## PROVIDED RECORDS
== Segment start ==

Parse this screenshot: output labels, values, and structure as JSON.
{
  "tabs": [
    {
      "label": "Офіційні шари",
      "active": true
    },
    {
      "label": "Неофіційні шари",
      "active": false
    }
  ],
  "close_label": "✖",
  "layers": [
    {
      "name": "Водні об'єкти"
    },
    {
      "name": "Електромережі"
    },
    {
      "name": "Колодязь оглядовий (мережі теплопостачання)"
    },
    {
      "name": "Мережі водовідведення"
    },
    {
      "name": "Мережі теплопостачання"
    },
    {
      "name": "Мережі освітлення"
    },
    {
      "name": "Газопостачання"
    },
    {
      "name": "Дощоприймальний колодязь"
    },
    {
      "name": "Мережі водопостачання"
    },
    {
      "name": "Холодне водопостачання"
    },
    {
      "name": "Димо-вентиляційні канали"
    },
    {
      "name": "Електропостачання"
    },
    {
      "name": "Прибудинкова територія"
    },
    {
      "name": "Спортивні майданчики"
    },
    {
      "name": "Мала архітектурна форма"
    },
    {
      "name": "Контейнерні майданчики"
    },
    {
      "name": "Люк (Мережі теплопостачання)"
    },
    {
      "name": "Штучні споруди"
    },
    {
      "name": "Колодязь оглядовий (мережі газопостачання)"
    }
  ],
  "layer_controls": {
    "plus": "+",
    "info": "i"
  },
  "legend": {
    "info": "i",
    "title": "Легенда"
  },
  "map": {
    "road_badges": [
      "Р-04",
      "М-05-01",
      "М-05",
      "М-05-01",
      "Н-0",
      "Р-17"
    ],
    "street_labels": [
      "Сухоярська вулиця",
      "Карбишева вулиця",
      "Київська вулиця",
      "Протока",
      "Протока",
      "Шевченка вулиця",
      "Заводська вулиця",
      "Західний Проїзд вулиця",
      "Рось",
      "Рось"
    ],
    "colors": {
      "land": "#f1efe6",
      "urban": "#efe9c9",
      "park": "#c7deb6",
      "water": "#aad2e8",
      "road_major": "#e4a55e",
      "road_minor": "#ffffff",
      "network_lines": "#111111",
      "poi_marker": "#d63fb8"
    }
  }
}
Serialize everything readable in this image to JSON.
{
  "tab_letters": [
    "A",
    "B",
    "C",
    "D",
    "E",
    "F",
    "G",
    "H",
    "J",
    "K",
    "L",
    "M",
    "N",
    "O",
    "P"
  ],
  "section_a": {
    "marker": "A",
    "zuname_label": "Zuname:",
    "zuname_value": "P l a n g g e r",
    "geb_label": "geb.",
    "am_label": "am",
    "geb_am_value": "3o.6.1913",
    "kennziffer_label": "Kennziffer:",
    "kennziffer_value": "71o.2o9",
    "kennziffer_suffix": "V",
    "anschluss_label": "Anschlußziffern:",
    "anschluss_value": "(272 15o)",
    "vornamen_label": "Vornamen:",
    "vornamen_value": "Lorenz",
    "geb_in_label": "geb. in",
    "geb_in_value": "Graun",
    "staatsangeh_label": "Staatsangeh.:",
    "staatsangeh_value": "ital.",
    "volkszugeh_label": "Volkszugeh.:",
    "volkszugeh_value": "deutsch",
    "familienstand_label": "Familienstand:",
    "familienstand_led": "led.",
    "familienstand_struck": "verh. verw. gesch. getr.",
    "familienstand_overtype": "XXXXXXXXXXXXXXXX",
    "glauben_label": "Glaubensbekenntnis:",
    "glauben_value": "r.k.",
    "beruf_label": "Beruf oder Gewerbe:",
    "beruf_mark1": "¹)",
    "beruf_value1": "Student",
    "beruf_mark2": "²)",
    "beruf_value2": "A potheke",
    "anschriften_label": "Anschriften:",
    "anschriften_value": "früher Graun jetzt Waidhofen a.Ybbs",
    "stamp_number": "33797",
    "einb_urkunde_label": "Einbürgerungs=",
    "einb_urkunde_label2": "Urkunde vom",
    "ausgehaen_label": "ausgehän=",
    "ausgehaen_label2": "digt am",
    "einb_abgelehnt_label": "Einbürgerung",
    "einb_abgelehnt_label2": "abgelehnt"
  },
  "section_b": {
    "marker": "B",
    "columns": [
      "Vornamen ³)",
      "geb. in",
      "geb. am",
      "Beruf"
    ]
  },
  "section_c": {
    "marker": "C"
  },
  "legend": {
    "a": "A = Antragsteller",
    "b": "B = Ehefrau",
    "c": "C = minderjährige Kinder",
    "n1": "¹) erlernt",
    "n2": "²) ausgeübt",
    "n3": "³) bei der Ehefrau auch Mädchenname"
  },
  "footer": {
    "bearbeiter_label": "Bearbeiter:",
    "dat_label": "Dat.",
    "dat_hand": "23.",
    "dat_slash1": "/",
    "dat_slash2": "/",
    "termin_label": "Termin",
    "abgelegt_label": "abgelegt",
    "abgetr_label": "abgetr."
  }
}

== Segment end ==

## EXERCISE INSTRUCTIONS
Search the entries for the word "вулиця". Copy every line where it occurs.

## OUTPUT OF THE EXERCISE
      "Сухоярська вулиця",
      "Карбишева вулиця",
      "Київська вулиця",
      "Шевченка вулиця",
      "Заводська вулиця",
      "Західний Проїзд вулиця",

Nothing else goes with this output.